Don't veer for deer: Deer-vehicle crashes 'at their peak right now' in Minnesota

A photo shared by the Benton County Sheriff's Office showing front-end damage to a vehicle that hit a deer.

Don’t veer for deer: That’s the message from the Minnesota Department of Public Safety following a number of vehicle crashes across the state.

“Every fall, we usually see an uptick in deer-related crashes,” said Minnesota State Patrol Lt. Gordon Shank. “I think, just the fact that it’s that season." 

Deer-vehicle crashes are at their peak right now. The State Patrol posted a warning to social media this week after troopers in West Central and Central Minnesota responded to three separate crashes just before 7 a.m.

“It’s hard to say that we’ve seen an uptick, per se,” said Shank. “But we have seen deer crashes.

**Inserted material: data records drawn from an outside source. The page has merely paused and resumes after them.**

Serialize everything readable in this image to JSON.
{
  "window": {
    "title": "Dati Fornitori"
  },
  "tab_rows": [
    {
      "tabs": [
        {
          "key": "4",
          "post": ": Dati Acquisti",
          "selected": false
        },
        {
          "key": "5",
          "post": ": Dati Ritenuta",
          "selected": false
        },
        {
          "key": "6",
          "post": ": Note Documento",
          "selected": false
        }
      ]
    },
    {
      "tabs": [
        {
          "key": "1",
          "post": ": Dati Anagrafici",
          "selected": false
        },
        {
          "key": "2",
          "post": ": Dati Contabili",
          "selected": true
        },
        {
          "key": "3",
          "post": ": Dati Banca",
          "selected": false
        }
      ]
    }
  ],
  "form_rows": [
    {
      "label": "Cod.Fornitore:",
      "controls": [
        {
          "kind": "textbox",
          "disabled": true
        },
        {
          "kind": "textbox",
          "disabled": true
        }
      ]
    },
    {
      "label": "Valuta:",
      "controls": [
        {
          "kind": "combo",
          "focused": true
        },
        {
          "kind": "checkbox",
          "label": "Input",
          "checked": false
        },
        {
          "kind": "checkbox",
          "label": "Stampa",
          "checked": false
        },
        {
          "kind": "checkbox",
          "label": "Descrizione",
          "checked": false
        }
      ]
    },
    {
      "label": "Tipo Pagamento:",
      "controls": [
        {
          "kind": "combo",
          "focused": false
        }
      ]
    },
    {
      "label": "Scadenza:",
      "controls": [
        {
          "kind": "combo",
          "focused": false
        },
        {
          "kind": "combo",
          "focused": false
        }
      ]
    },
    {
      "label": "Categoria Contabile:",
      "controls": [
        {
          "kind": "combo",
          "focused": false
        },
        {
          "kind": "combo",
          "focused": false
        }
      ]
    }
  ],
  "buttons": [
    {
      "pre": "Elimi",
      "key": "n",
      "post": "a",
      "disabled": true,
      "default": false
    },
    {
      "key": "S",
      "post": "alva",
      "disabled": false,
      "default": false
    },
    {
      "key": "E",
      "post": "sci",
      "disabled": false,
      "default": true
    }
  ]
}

We’ve responded to deer injury crashes. We know that they do happen.”

Nearly a month ago, a station wagon was totaled after colliding with a deer on Hwy. 212 in Eden Prairie. The driver and passengers were unharmed.

Two weeks ago, in the west Twin Cities metro area, there was another deer-vehicle crash that startled the driver and left his car a total wreck.

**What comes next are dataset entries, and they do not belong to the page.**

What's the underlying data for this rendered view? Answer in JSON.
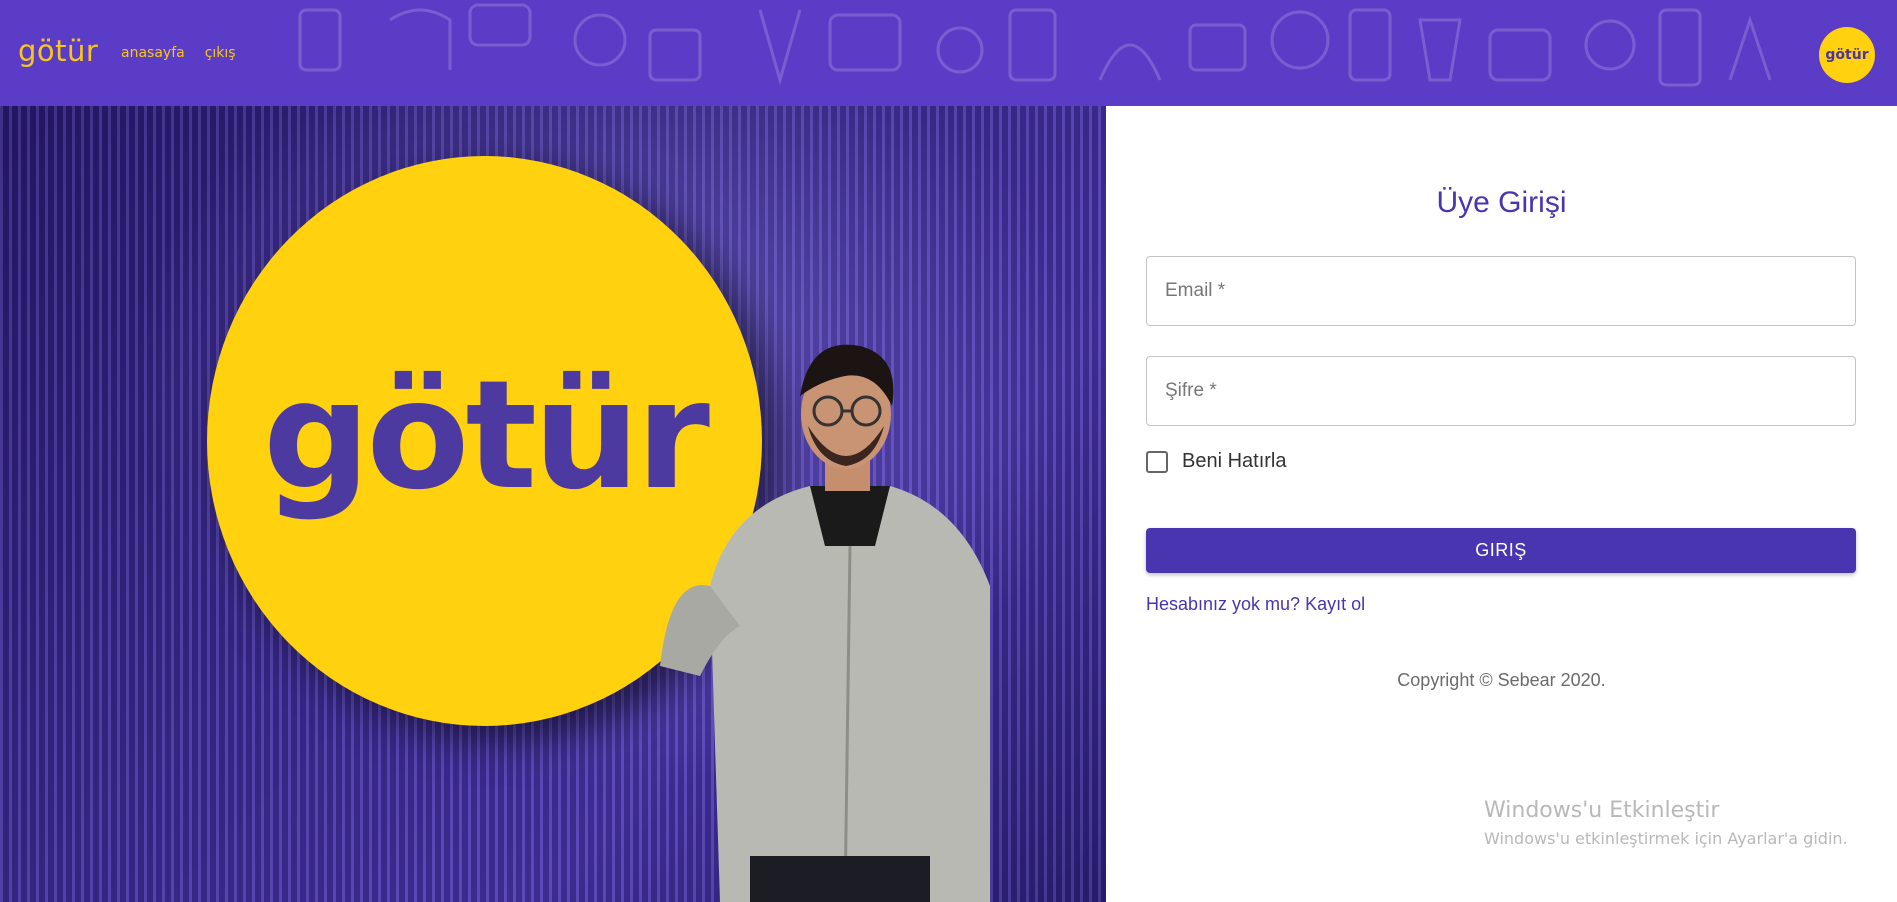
{
  "topbar": {
    "brand": "götür",
    "nav": [
      {
        "label": "anasayfa"
      },
      {
        "label": "çıkış"
      }
    ],
    "avatar_text": "götür"
  },
  "hero": {
    "logo_text": "götür"
  },
  "login": {
    "title": "Üye Girişi",
    "email_placeholder": "Email *",
    "password_placeholder": "Şifre *",
    "remember_label": "Beni Hatırla",
    "submit_label": "GIRIŞ",
    "signup_link": "Hesabınız yok mu? Kayıt ol",
    "copyright": "Copyright © Sebear 2020."
  },
  "watermark": {
    "title": "Windows'u Etkinleştir",
    "subtitle": "Windows'u etkinleştirmek için Ayarlar'a gidin."
  },
  "colors": {
    "brand_purple": "#5a3cc6",
    "brand_yellow": "#ffd10f",
    "button_purple": "#4a35b0"
  }
}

“The impacts are pretty severe,” said Joel Hansen, of Twin City Auto Body. “We’re seeing an average of $3,000-$8,000 in repair costs.”

Hansen says, so far this fall, they’ve seen more than a 20 percent increase in deer hits.

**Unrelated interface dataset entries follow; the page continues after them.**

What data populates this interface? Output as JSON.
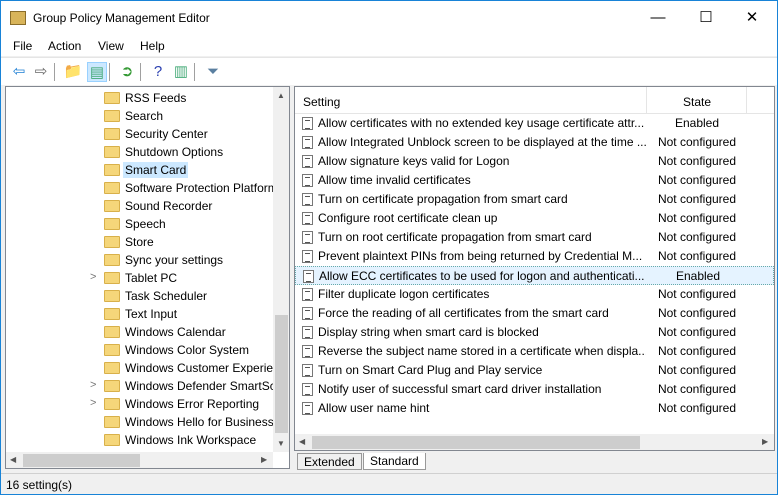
{
  "window": {
    "title": "Group Policy Management Editor",
    "minimize": "—",
    "maximize": "☐",
    "close": "✕"
  },
  "menu": [
    "File",
    "Action",
    "View",
    "Help"
  ],
  "toolbar": [
    {
      "icon": "back-icon",
      "glyph": "⇦",
      "color": "#1e7fd4"
    },
    {
      "icon": "forward-icon",
      "glyph": "⇨",
      "color": "#666"
    },
    {
      "icon": "up-folder-icon",
      "glyph": "📁",
      "color": "#c9a23a"
    },
    {
      "icon": "show-hide-tree-icon",
      "glyph": "▤",
      "color": "#4a7"
    },
    {
      "icon": "export-list-icon",
      "glyph": "➲",
      "color": "#393"
    },
    {
      "icon": "help-icon",
      "glyph": "?",
      "color": "#2a3fb0"
    },
    {
      "icon": "show-action-pane-icon",
      "glyph": "▥",
      "color": "#4a7"
    },
    {
      "icon": "filter-icon",
      "glyph": "⏷",
      "color": "#5a7fa0"
    }
  ],
  "tree": [
    {
      "label": "RSS Feeds"
    },
    {
      "label": "Search"
    },
    {
      "label": "Security Center"
    },
    {
      "label": "Shutdown Options"
    },
    {
      "label": "Smart Card",
      "selected": true
    },
    {
      "label": "Software Protection Platform"
    },
    {
      "label": "Sound Recorder"
    },
    {
      "label": "Speech"
    },
    {
      "label": "Store"
    },
    {
      "label": "Sync your settings"
    },
    {
      "label": "Tablet PC",
      "expandable": true
    },
    {
      "label": "Task Scheduler"
    },
    {
      "label": "Text Input"
    },
    {
      "label": "Windows Calendar"
    },
    {
      "label": "Windows Color System"
    },
    {
      "label": "Windows Customer Experience"
    },
    {
      "label": "Windows Defender SmartScreen",
      "expandable": true
    },
    {
      "label": "Windows Error Reporting",
      "expandable": true
    },
    {
      "label": "Windows Hello for Business"
    },
    {
      "label": "Windows Ink Workspace"
    }
  ],
  "table": {
    "headers": [
      "Setting",
      "State"
    ],
    "rows": [
      [
        "Allow certificates with no extended key usage certificate attr...",
        "Enabled"
      ],
      [
        "Allow Integrated Unblock screen to be displayed at the time ...",
        "Not configured"
      ],
      [
        "Allow signature keys valid for Logon",
        "Not configured"
      ],
      [
        "Allow time invalid certificates",
        "Not configured"
      ],
      [
        "Turn on certificate propagation from smart card",
        "Not configured"
      ],
      [
        "Configure root certificate clean up",
        "Not configured"
      ],
      [
        "Turn on root certificate propagation from smart card",
        "Not configured"
      ],
      [
        "Prevent plaintext PINs from being returned by Credential M...",
        "Not configured"
      ],
      [
        "Allow ECC certificates to be used for logon and authenticati...",
        "Enabled"
      ],
      [
        "Filter duplicate logon certificates",
        "Not configured"
      ],
      [
        "Force the reading of all certificates from the smart card",
        "Not configured"
      ],
      [
        "Display string when smart card is blocked",
        "Not configured"
      ],
      [
        "Reverse the subject name stored in a certificate when displa...",
        "Not configured"
      ],
      [
        "Turn on Smart Card Plug and Play service",
        "Not configured"
      ],
      [
        "Notify user of successful smart card driver installation",
        "Not configured"
      ],
      [
        "Allow user name hint",
        "Not configured"
      ]
    ],
    "selected_row": 8
  },
  "tabs": [
    "Extended",
    "Standard"
  ],
  "status": "16 setting(s)"
}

“Just today, I’ve written four estimates on deer impacts and my sister store down in Northfield has written five today,” Hansen added.

In 2018, there were more than 1,200 vehicle deer crashes in Minnesota. Dozens of people were injured and six were killed.

Authorities reminded drivers to be on the lookout.

“Just be aware that they are out there,” Shank said. “Make sure you keep your eyes up, distraction free, buckle up. Watch your speeds, especially in those areas where you know there’s a high volume of deer.”

In just the last five years, 18 people have lost their lives from deer-vehicle crashes. Drivers are urged to be cautious, especially between 6 p.m. and 9 p.m. in the evening, when deer are most active.